Second, in reading that Jesus is returning “to my Father and your Father, to my God and your God,” Sibbes writes that when “we get fast hold on Christ, and cleave there, God can as soon alter his love to him as alter his love to us; his love is every whit as unchangeable to a believing member, as to Christ the head of the body. The promises are as sure as the love of God in Christ is, upon which they are founded, and from which ‘nothing can separate us,’ (Rom. 8:35).” Let’s take a moment and think about what he’s saying here. In Christ’s words in Roman, He tells us the only way we can be separated from God’s perfect love is if the Second Person of the Trinity is separated from God’s love. God’s love for us and for our students, then, is objective. It depends not on our ability to earn it, or to perform or achieve, but only on Christ, to whom we are joined by faith.
Sibbes observes that Mary, amid her anxiety, “had a misconceit of Christ, as if he had been the gardener. Beloved, so it is with a sinner, especially in times of desolation of spirit and disconsolate condition. They present Christ to themselves as an enemy.” Perhaps our students are afflicted with a similar view of Christ as a lawgiver, one who requires of them a certain degree of performance and achievement. Sibbes and the Puritans, in their meditations on the person of Christ in Scripture, help give us the vocabulary to preach Christ as a Savior and Propitiator rather than an Enemy, as One to whom they are joined individually and as One who has already performed on their behalf.
It’s important for us to see the Mary in all of our students; only then can we apply the salve that’s so badly needed. That said, as we read Richard Sibbes and as we read John 20, we should see a little (or a lot) of Mary in ourselves, too. I don’t think it’s all that uncommon for youth ministers to find themselves in the grip of despair, perhaps amid seasons of loneliness or an almost crippling sense of doubt.

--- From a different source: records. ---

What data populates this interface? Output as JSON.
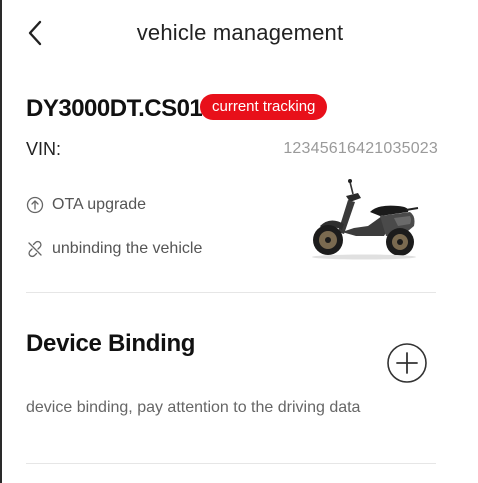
{
  "header": {
    "title": "vehicle management",
    "back_icon": "chevron-left-icon"
  },
  "vehicle": {
    "name": "DY3000DT.CS01",
    "status_badge": "current tracking",
    "vin_label": "VIN:",
    "vin_value": "12345616421035023",
    "image": "scooter-image",
    "actions": [
      {
        "icon": "ota-upgrade-icon",
        "label": "OTA upgrade"
      },
      {
        "icon": "unlink-icon",
        "label": "unbinding the vehicle"
      }
    ]
  },
  "device_binding": {
    "title": "Device Binding",
    "description": "device binding, pay attention to the driving data",
    "add_icon": "plus-circle-icon"
  },
  "colors": {
    "accent": "#e8101a",
    "text_primary": "#111111",
    "text_secondary": "#666666",
    "text_muted": "#9a9a9a",
    "divider": "#e6e6e6"
  }
}
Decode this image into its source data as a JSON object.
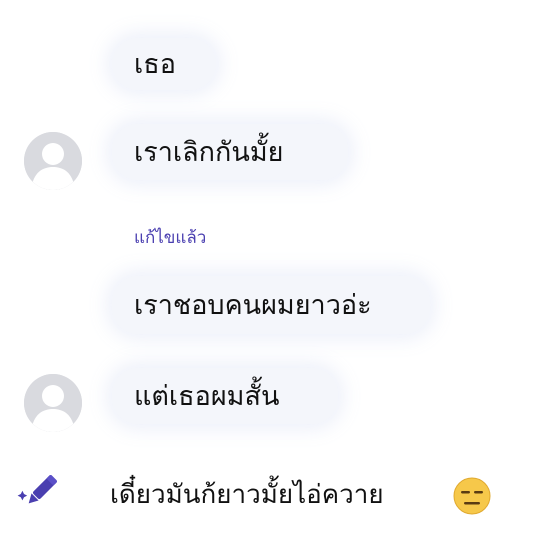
{
  "messages": [
    {
      "text": "เธอ"
    },
    {
      "text": "เราเลิกกันมั้ย"
    },
    {
      "edited_label": "แก้ไขแล้ว"
    },
    {
      "text": "เราชอบคนผมยาวอ่ะ"
    },
    {
      "text": "แต่เธอผมสั้น"
    }
  ],
  "composer": {
    "text": "เดี๋ยวมันก้ยาวมั้ยไอ่ควาย",
    "emoji": "expressionless-face"
  },
  "icons": {
    "edit": "pencil-sparkle-icon",
    "avatar": "default-user-avatar"
  },
  "colors": {
    "accent": "#4a3fb0",
    "bubble": "#f4f6fb",
    "avatar": "#d9dadf"
  }
}
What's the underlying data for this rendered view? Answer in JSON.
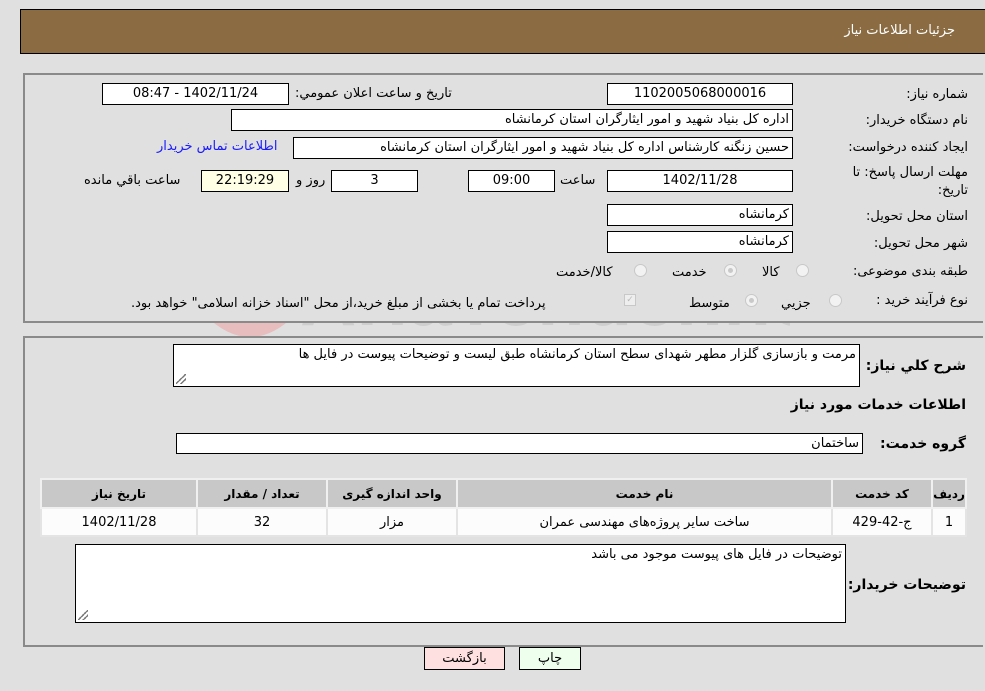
{
  "header": {
    "title": "جزئیات اطلاعات نیاز"
  },
  "fields": {
    "need_number_label": "شماره نیاز:",
    "need_number": "1102005068000016",
    "announce_label": "تاریخ و ساعت اعلان عمومي:",
    "announce_value": "1402/11/24 - 08:47",
    "buyer_org_label": "نام دستگاه خریدار:",
    "buyer_org": "اداره کل بنیاد شهید و امور ایثارگران استان کرمانشاه",
    "creator_label": "ایجاد کننده درخواست:",
    "creator": "حسین زنگنه کارشناس اداره کل بنیاد شهید و امور ایثارگران استان کرمانشاه",
    "buyer_contact_link": "اطلاعات تماس خریدار",
    "deadline_label_1": "مهلت ارسال پاسخ: تا",
    "deadline_label_2": "تاریخ:",
    "deadline_date": "1402/11/28",
    "time_label": "ساعت",
    "deadline_time": "09:00",
    "days_value": "3",
    "days_label": "روز و",
    "remaining_value": "22:19:29",
    "remaining_label": "ساعت باقي مانده",
    "province_label": "استان محل تحویل:",
    "province": "کرمانشاه",
    "city_label": "شهر محل تحویل:",
    "city": "کرمانشاه",
    "category_label": "طبقه بندی موضوعی:",
    "category_options": [
      {
        "label": "کالا",
        "checked": false
      },
      {
        "label": "خدمت",
        "checked": true
      },
      {
        "label": "کالا/خدمت",
        "checked": false
      }
    ],
    "process_label": "نوع فرآیند خرید :",
    "process_options": [
      {
        "label": "جزيي",
        "checked": false
      },
      {
        "label": "متوسط",
        "checked": true
      }
    ],
    "treasury_note": "پرداخت تمام یا بخشی از مبلغ خرید،از محل \"اسناد خزانه اسلامی\" خواهد بود.",
    "treasury_checked": true
  },
  "details": {
    "summary_label": "شرح کلي نياز:",
    "summary": "مرمت و بازسازی گلزار مطهر شهدای سطح استان کرمانشاه طبق لیست و توضیحات پیوست در فایل ها",
    "services_heading": "اطلاعات خدمات مورد نیاز",
    "service_group_label": "گروه خدمت:",
    "service_group": "ساختمان",
    "table": {
      "headers": [
        "ردیف",
        "کد خدمت",
        "نام خدمت",
        "واحد اندازه گیری",
        "تعداد / مقدار",
        "تاریخ نیاز"
      ],
      "rows": [
        [
          "1",
          "ج-42-429",
          "ساخت سایر پروژه‌های مهندسی عمران",
          "مزار",
          "32",
          "1402/11/28"
        ]
      ]
    },
    "buyer_notes_label": "توضیحات خریدار:",
    "buyer_notes": "توضیحات در فایل های پیوست موجود می باشد"
  },
  "buttons": {
    "print": "چاپ",
    "back": "بازگشت"
  },
  "watermark": {
    "text": "AriaTender.neT"
  }
}
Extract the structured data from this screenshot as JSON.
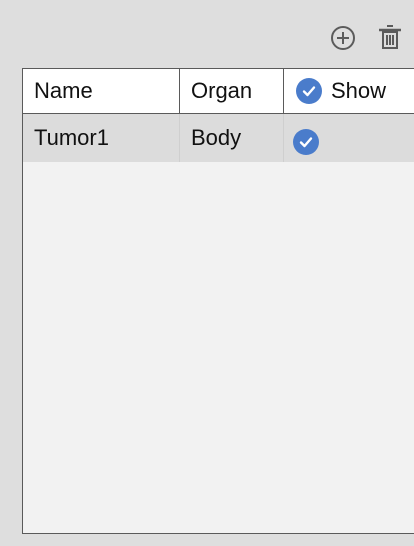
{
  "toolbar": {
    "add_icon": "circle-plus-icon",
    "delete_icon": "trash-icon"
  },
  "table": {
    "columns": [
      "Name",
      "Organ",
      "Show"
    ],
    "rows": [
      {
        "name": "Tumor1",
        "organ": "Body",
        "show": true
      }
    ]
  },
  "colors": {
    "check_blue": "#4a7ccb",
    "panel_bg": "#dedede",
    "header_bg": "#ffffff",
    "selected_row_bg": "#dcdcdc",
    "table_bg": "#f2f2f2"
  }
}
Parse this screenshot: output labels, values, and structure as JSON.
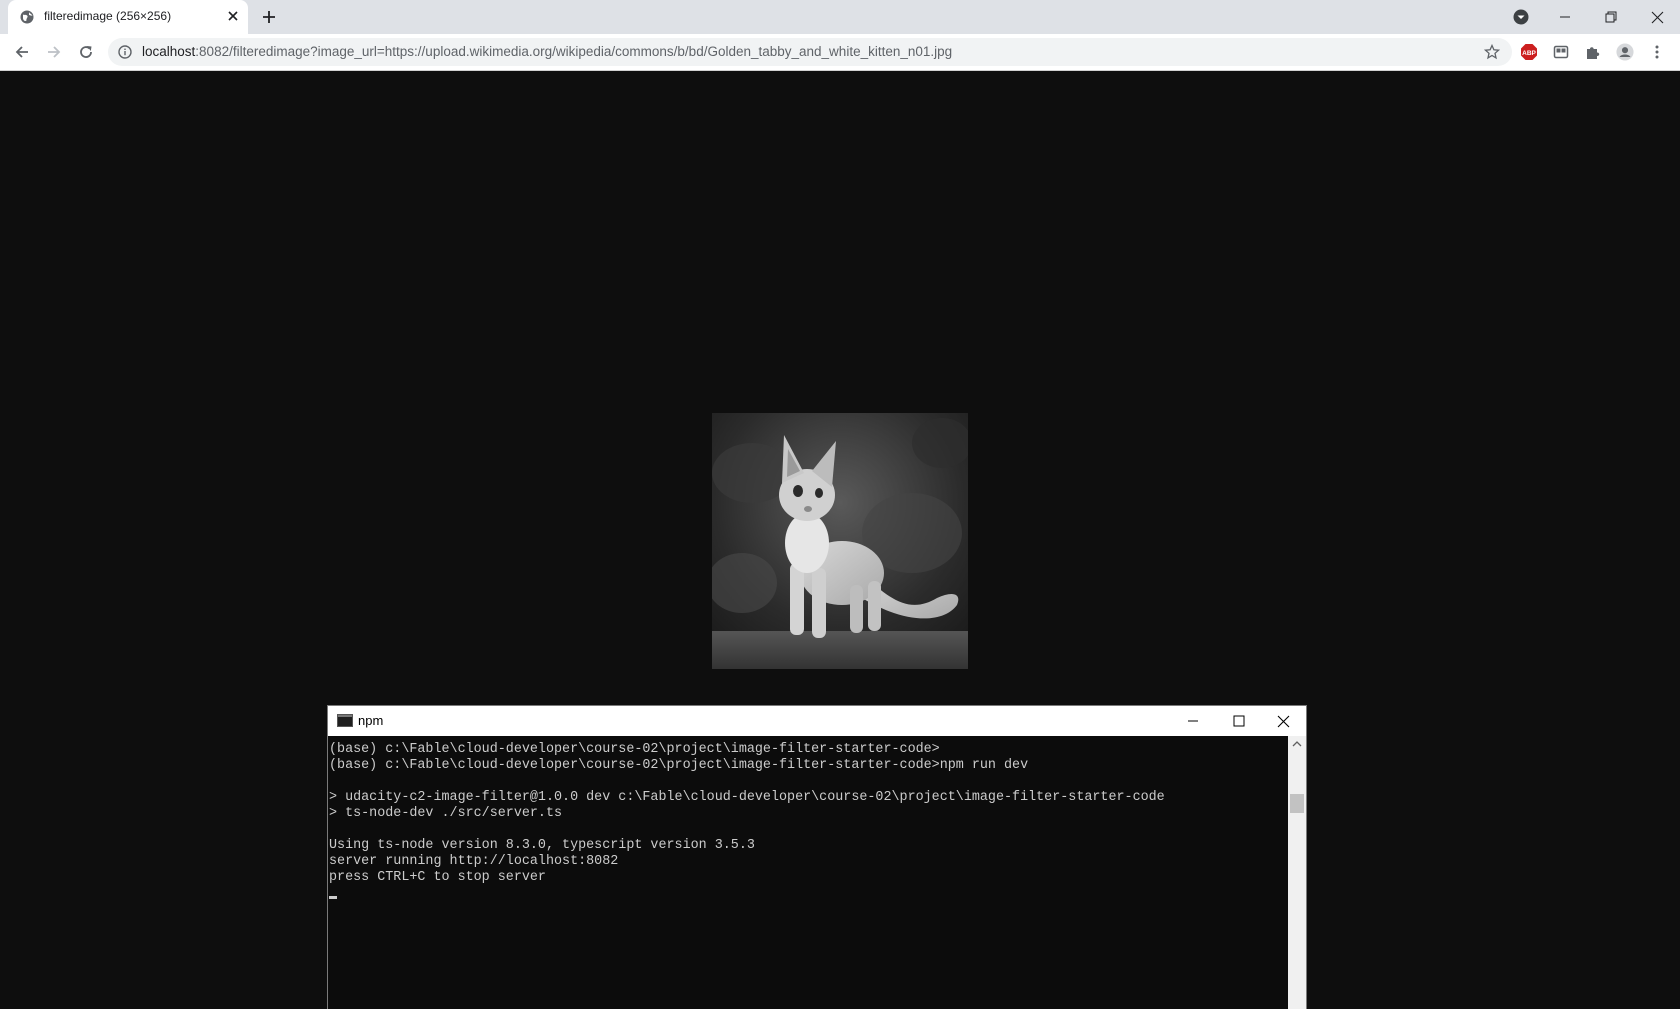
{
  "browser": {
    "tab": {
      "title": "filteredimage (256×256)"
    },
    "address": {
      "host": "localhost",
      "rest": ":8082/filteredimage?image_url=https://upload.wikimedia.org/wikipedia/commons/b/bd/Golden_tabby_and_white_kitten_n01.jpg"
    },
    "extensions": {
      "adblock_label": "ABP"
    }
  },
  "image": {
    "alt": "filtered image",
    "filter": "grayscale"
  },
  "terminal": {
    "title": "npm",
    "lines": [
      "(base) c:\\Fable\\cloud-developer\\course-02\\project\\image-filter-starter-code>",
      "(base) c:\\Fable\\cloud-developer\\course-02\\project\\image-filter-starter-code>npm run dev",
      "",
      "> udacity-c2-image-filter@1.0.0 dev c:\\Fable\\cloud-developer\\course-02\\project\\image-filter-starter-code",
      "> ts-node-dev ./src/server.ts",
      "",
      "Using ts-node version 8.3.0, typescript version 3.5.3",
      "server running http://localhost:8082",
      "press CTRL+C to stop server"
    ]
  },
  "colors": {
    "page_background": "#0e0e0e",
    "terminal_background": "#0c0c0c",
    "terminal_text": "#cccccc",
    "adblock": "#cc1f1f"
  }
}
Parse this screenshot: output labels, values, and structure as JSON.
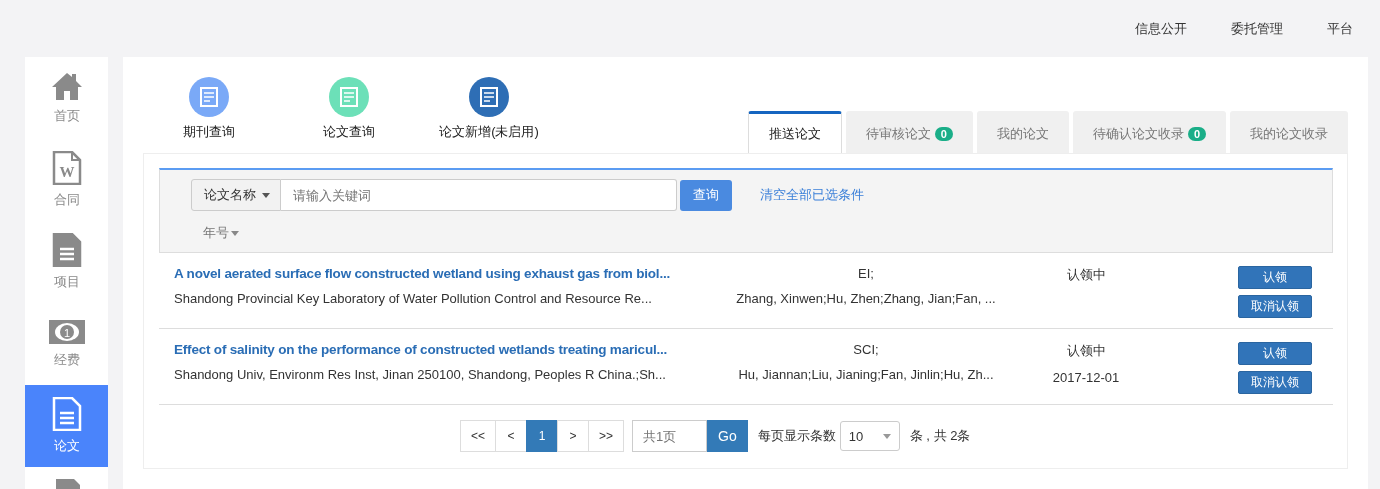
{
  "top_links": [
    "信息公开",
    "委托管理",
    "平台"
  ],
  "sidebar": {
    "items": [
      {
        "label": "首页",
        "selected": false
      },
      {
        "label": "合同",
        "icon_text": "W",
        "selected": false
      },
      {
        "label": "项目",
        "selected": false
      },
      {
        "label": "经费",
        "icon_text": "1",
        "selected": false
      },
      {
        "label": "论文",
        "selected": true
      },
      {
        "selected": false
      }
    ]
  },
  "shortcuts": [
    {
      "label": "期刊查询",
      "color": "#7aa9f7"
    },
    {
      "label": "论文查询",
      "color": "#6ce0b8"
    },
    {
      "label": "论文新增(未启用)",
      "color": "#2e6eb5"
    }
  ],
  "tabs": [
    {
      "label": "推送论文",
      "selected": true
    },
    {
      "label": "待审核论文",
      "badge": "0",
      "selected": false
    },
    {
      "label": "我的论文",
      "selected": false
    },
    {
      "label": "待确认论文收录",
      "badge": "0",
      "selected": false
    },
    {
      "label": "我的论文收录",
      "selected": false
    }
  ],
  "filter": {
    "field_select": "论文名称",
    "search": {
      "placeholder": "请输入关键词"
    },
    "search_button": "查询",
    "clear_link": "清空全部已选条件",
    "year_filter": "年号"
  },
  "rows": [
    {
      "title": "A novel aerated surface flow constructed wetland using exhaust gas from biol...",
      "affiliation": "Shandong Provincial Key Laboratory of Water Pollution Control and Resource Re...",
      "index": "EI;",
      "authors": "Zhang, Xinwen;Hu, Zhen;Zhang, Jian;Fan, ...",
      "status": "认领中",
      "buttons": [
        "认领",
        "取消认领"
      ]
    },
    {
      "title": "Effect of salinity on the performance of constructed wetlands treating maricul...",
      "affiliation": "Shandong Univ, Environm Res Inst, Jinan 250100, Shandong, Peoples R China.;Sh...",
      "index": "SCI;",
      "authors": "Hu, Jiannan;Liu, Jianing;Fan, Jinlin;Hu, Zh...",
      "status": "认领中",
      "date": "2017-12-01",
      "buttons": [
        "认领",
        "取消认领"
      ]
    }
  ],
  "pagination": {
    "pages": [
      {
        "label": "<<",
        "selected": false
      },
      {
        "label": "<",
        "selected": false
      },
      {
        "label": "1",
        "selected": true
      },
      {
        "label": ">",
        "selected": false
      },
      {
        "label": ">>",
        "selected": false
      }
    ],
    "page_input": {
      "placeholder": "共1页"
    },
    "go_button": "Go",
    "page_size_label": "每页显示条数",
    "page_size": "10",
    "total": "条 , 共 2条"
  }
}
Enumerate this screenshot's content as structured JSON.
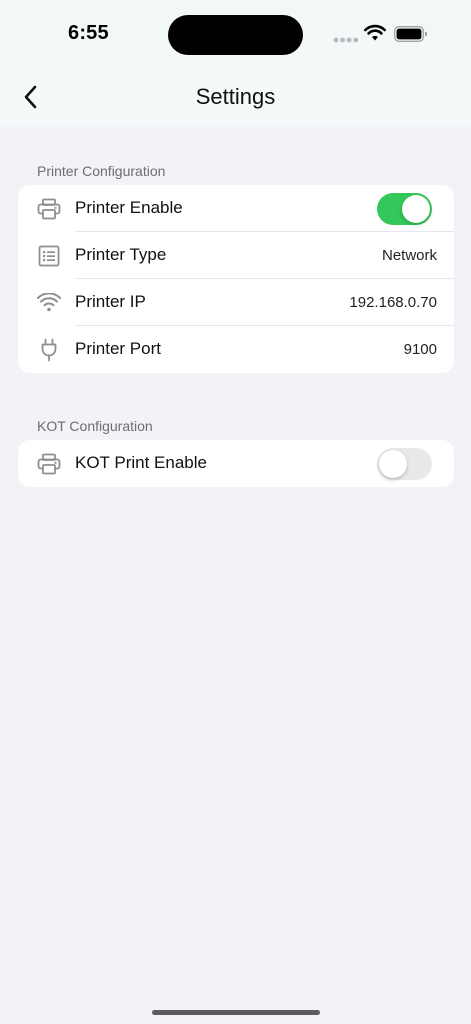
{
  "status_bar": {
    "time": "6:55",
    "icons": [
      "signal-dots-icon",
      "wifi-icon",
      "battery-icon"
    ]
  },
  "nav": {
    "back_icon": "chevron-left-icon",
    "title": "Settings"
  },
  "sections": [
    {
      "header": "Printer Configuration",
      "rows": [
        {
          "icon": "printer-icon",
          "label": "Printer Enable",
          "type": "toggle",
          "enabled": true
        },
        {
          "icon": "list-icon",
          "label": "Printer Type",
          "value": "Network"
        },
        {
          "icon": "wifi-icon",
          "label": "Printer IP",
          "value": "192.168.0.70"
        },
        {
          "icon": "plug-icon",
          "label": "Printer Port",
          "value": "9100"
        }
      ]
    },
    {
      "header": "KOT Configuration",
      "rows": [
        {
          "icon": "printer-icon",
          "label": "KOT Print Enable",
          "type": "toggle",
          "enabled": false
        }
      ]
    }
  ],
  "colors": {
    "toggle_on": "#34c759",
    "toggle_off": "#e9e9eb",
    "background": "#f2f2f7",
    "icon_gray": "#8e8e93"
  }
}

It’s exactly then that we need to hear Christ in His Word, who comes to us and calls our names as well, who sustains us and assures us that we need not prove ourselves any longer because He has proven all.